• [TASK]: Output all of the records again, exactly as written.

• [PROVIDED ENTRIES]:
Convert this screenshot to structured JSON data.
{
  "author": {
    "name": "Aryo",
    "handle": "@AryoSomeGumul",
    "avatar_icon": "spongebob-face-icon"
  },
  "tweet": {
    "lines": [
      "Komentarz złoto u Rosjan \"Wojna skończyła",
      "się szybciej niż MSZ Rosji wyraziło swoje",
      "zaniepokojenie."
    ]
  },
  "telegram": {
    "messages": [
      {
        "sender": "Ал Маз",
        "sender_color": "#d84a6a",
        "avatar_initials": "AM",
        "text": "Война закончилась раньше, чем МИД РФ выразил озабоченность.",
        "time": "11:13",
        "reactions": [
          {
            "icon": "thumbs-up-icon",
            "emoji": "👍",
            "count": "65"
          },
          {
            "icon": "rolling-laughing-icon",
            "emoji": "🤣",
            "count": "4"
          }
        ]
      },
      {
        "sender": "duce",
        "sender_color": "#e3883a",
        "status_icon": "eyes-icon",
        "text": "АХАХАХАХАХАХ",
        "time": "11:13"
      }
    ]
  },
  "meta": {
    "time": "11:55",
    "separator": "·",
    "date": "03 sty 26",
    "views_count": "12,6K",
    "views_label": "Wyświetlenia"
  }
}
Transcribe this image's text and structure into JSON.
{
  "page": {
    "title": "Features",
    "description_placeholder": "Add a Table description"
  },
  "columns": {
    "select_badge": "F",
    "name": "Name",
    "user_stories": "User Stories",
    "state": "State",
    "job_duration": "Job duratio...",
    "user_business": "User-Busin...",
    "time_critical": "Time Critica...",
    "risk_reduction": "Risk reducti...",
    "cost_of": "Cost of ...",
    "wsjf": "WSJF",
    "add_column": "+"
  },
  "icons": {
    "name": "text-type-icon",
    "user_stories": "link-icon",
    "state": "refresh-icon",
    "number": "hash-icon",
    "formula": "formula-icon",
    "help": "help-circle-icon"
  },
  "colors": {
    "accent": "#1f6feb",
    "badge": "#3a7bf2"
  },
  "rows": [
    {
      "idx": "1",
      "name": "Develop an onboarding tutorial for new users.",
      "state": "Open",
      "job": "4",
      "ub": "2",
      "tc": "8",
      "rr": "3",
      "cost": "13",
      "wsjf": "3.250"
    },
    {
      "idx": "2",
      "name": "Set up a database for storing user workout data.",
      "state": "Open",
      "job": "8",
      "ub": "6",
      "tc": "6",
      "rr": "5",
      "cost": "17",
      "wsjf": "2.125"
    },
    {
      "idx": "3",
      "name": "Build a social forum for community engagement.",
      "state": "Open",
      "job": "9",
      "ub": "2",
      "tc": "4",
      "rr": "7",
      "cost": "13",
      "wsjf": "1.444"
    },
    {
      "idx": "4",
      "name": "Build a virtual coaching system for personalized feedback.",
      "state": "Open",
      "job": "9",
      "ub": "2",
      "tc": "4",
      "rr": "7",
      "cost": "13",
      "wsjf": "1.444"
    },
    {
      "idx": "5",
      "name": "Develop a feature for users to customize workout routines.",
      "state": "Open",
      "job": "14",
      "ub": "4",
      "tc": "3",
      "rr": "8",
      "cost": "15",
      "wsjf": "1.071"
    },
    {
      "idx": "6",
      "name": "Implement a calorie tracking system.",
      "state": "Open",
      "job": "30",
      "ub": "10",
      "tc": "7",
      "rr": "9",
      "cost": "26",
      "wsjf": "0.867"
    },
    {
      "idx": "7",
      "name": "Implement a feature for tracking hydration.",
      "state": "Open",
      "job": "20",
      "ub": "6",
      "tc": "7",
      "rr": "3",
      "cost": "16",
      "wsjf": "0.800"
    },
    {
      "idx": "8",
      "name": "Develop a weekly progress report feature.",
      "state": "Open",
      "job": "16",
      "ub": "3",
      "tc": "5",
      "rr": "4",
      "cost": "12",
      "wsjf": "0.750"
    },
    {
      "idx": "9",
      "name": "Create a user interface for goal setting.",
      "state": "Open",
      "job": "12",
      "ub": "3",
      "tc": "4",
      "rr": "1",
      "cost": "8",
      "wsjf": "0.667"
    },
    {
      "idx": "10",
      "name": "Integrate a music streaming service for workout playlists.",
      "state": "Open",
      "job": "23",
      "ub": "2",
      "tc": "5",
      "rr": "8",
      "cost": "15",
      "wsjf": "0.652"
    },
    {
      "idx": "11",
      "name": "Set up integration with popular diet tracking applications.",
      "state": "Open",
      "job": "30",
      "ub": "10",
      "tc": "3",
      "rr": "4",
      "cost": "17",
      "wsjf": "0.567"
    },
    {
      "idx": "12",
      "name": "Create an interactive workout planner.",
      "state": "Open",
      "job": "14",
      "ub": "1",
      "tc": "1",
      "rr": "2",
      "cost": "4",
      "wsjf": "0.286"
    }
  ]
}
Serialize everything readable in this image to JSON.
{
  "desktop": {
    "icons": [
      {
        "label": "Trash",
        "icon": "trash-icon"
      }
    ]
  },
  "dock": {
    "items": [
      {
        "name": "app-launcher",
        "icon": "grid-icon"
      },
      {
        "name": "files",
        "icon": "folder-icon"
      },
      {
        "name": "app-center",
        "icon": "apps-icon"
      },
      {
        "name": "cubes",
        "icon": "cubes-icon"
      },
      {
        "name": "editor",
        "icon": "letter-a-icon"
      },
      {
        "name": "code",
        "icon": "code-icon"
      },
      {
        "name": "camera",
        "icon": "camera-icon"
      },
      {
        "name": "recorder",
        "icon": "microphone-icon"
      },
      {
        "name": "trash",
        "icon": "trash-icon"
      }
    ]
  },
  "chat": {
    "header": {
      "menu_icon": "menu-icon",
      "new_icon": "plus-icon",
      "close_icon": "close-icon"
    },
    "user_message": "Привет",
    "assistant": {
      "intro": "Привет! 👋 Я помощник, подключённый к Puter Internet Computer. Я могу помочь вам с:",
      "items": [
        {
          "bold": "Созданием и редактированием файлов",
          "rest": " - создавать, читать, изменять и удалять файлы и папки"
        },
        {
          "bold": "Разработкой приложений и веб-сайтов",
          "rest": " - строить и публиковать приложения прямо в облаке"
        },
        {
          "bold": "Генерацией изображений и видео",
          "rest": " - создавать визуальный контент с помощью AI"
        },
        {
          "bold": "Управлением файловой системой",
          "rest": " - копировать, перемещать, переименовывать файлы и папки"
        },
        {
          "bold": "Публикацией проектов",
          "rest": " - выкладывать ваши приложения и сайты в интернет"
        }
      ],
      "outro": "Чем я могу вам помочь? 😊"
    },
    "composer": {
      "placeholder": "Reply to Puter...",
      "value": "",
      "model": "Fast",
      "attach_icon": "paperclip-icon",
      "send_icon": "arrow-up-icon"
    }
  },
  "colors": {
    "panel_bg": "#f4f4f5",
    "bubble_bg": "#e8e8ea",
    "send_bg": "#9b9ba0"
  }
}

• [SOLUTION TO THIS PROBLEM]:
Convert this screenshot to structured JSON data.
{
  "author": {
    "name": "Aryo",
    "handle": "@AryoSomeGumul",
    "avatar_icon": "spongebob-face-icon"
  },
  "tweet": {
    "lines": [
      "Komentarz złoto u Rosjan \"Wojna skończyła",
      "się szybciej niż MSZ Rosji wyraziło swoje",
      "zaniepokojenie."
    ]
  },
  "telegram": {
    "messages": [
      {
        "sender": "Ал Маз",
        "sender_color": "#d84a6a",
        "avatar_initials": "AM",
        "text": "Война закончилась раньше, чем МИД РФ выразил озабоченность.",
        "time": "11:13",
        "reactions": [
          {
            "icon": "thumbs-up-icon",
            "emoji": "👍",
            "count": "65"
          },
          {
            "icon": "rolling-laughing-icon",
            "emoji": "🤣",
            "count": "4"
          }
        ]
      },
      {
        "sender": "duce",
        "sender_color": "#e3883a",
        "status_icon": "eyes-icon",
        "text": "АХАХАХАХАХАХ",
        "time": "11:13"
      }
    ]
  },
  "meta": {
    "time": "11:55",
    "separator": "·",
    "date": "03 sty 26",
    "views_count": "12,6K",
    "views_label": "Wyświetlenia"
  }
}
Transcribe this image's text and structure into JSON.
{
  "page": {
    "title": "Features",
    "description_placeholder": "Add a Table description"
  },
  "columns": {
    "select_badge": "F",
    "name": "Name",
    "user_stories": "User Stories",
    "state": "State",
    "job_duration": "Job duratio...",
    "user_business": "User-Busin...",
    "time_critical": "Time Critica...",
    "risk_reduction": "Risk reducti...",
    "cost_of": "Cost of ...",
    "wsjf": "WSJF",
    "add_column": "+"
  },
  "icons": {
    "name": "text-type-icon",
    "user_stories": "link-icon",
    "state": "refresh-icon",
    "number": "hash-icon",
    "formula": "formula-icon",
    "help": "help-circle-icon"
  },
  "colors": {
    "accent": "#1f6feb",
    "badge": "#3a7bf2"
  },
  "rows": [
    {
      "idx": "1",
      "name": "Develop an onboarding tutorial for new users.",
      "state": "Open",
      "job": "4",
      "ub": "2",
      "tc": "8",
      "rr": "3",
      "cost": "13",
      "wsjf": "3.250"
    },
    {
      "idx": "2",
      "name": "Set up a database for storing user workout data.",
      "state": "Open",
      "job": "8",
      "ub": "6",
      "tc": "6",
      "rr": "5",
      "cost": "17",
      "wsjf": "2.125"
    },
    {
      "idx": "3",
      "name": "Build a social forum for community engagement.",
      "state": "Open",
      "job": "9",
      "ub": "2",
      "tc": "4",
      "rr": "7",
      "cost": "13",
      "wsjf": "1.444"
    },
    {
      "idx": "4",
      "name": "Build a virtual coaching system for personalized feedback.",
      "state": "Open",
      "job": "9",
      "ub": "2",
      "tc": "4",
      "rr": "7",
      "cost": "13",
      "wsjf": "1.444"
    },
    {
      "idx": "5",
      "name": "Develop a feature for users to customize workout routines.",
      "state": "Open",
      "job": "14",
      "ub": "4",
      "tc": "3",
      "rr": "8",
      "cost": "15",
      "wsjf": "1.071"
    },
    {
      "idx": "6",
      "name": "Implement a calorie tracking system.",
      "state": "Open",
      "job": "30",
      "ub": "10",
      "tc": "7",
      "rr": "9",
      "cost": "26",
      "wsjf": "0.867"
    },
    {
      "idx": "7",
      "name": "Implement a feature for tracking hydration.",
      "state": "Open",
      "job": "20",
      "ub": "6",
      "tc": "7",
      "rr": "3",
      "cost": "16",
      "wsjf": "0.800"
    },
    {
      "idx": "8",
      "name": "Develop a weekly progress report feature.",
      "state": "Open",
      "job": "16",
      "ub": "3",
      "tc": "5",
      "rr": "4",
      "cost": "12",
      "wsjf": "0.750"
    },
    {
      "idx": "9",
      "name": "Create a user interface for goal setting.",
      "state": "Open",
      "job": "12",
      "ub": "3",
      "tc": "4",
      "rr": "1",
      "cost": "8",
      "wsjf": "0.667"
    },
    {
      "idx": "10",
      "name": "Integrate a music streaming service for workout playlists.",
      "state": "Open",
      "job": "23",
      "ub": "2",
      "tc": "5",
      "rr": "8",
      "cost": "15",
      "wsjf": "0.652"
    },
    {
      "idx": "11",
      "name": "Set up integration with popular diet tracking applications.",
      "state": "Open",
      "job": "30",
      "ub": "10",
      "tc": "3",
      "rr": "4",
      "cost": "17",
      "wsjf": "0.567"
    },
    {
      "idx": "12",
      "name": "Create an interactive workout planner.",
      "state": "Open",
      "job": "14",
      "ub": "1",
      "tc": "1",
      "rr": "2",
      "cost": "4",
      "wsjf": "0.286"
    }
  ]
}
Serialize everything readable in this image to JSON.
{
  "desktop": {
    "icons": [
      {
        "label": "Trash",
        "icon": "trash-icon"
      }
    ]
  },
  "dock": {
    "items": [
      {
        "name": "app-launcher",
        "icon": "grid-icon"
      },
      {
        "name": "files",
        "icon": "folder-icon"
      },
      {
        "name": "app-center",
        "icon": "apps-icon"
      },
      {
        "name": "cubes",
        "icon": "cubes-icon"
      },
      {
        "name": "editor",
        "icon": "letter-a-icon"
      },
      {
        "name": "code",
        "icon": "code-icon"
      },
      {
        "name": "camera",
        "icon": "camera-icon"
      },
      {
        "name": "recorder",
        "icon": "microphone-icon"
      },
      {
        "name": "trash",
        "icon": "trash-icon"
      }
    ]
  },
  "chat": {
    "header": {
      "menu_icon": "menu-icon",
      "new_icon": "plus-icon",
      "close_icon": "close-icon"
    },
    "user_message": "Привет",
    "assistant": {
      "intro": "Привет! 👋 Я помощник, подключённый к Puter Internet Computer. Я могу помочь вам с:",
      "items": [
        {
          "bold": "Созданием и редактированием файлов",
          "rest": " - создавать, читать, изменять и удалять файлы и папки"
        },
        {
          "bold": "Разработкой приложений и веб-сайтов",
          "rest": " - строить и публиковать приложения прямо в облаке"
        },
        {
          "bold": "Генерацией изображений и видео",
          "rest": " - создавать визуальный контент с помощью AI"
        },
        {
          "bold": "Управлением файловой системой",
          "rest": " - копировать, перемещать, переименовывать файлы и папки"
        },
        {
          "bold": "Публикацией проектов",
          "rest": " - выкладывать ваши приложения и сайты в интернет"
        }
      ],
      "outro": "Чем я могу вам помочь? 😊"
    },
    "composer": {
      "placeholder": "Reply to Puter...",
      "value": "",
      "model": "Fast",
      "attach_icon": "paperclip-icon",
      "send_icon": "arrow-up-icon"
    }
  },
  "colors": {
    "panel_bg": "#f4f4f5",
    "bubble_bg": "#e8e8ea",
    "send_bg": "#9b9ba0"
  }
}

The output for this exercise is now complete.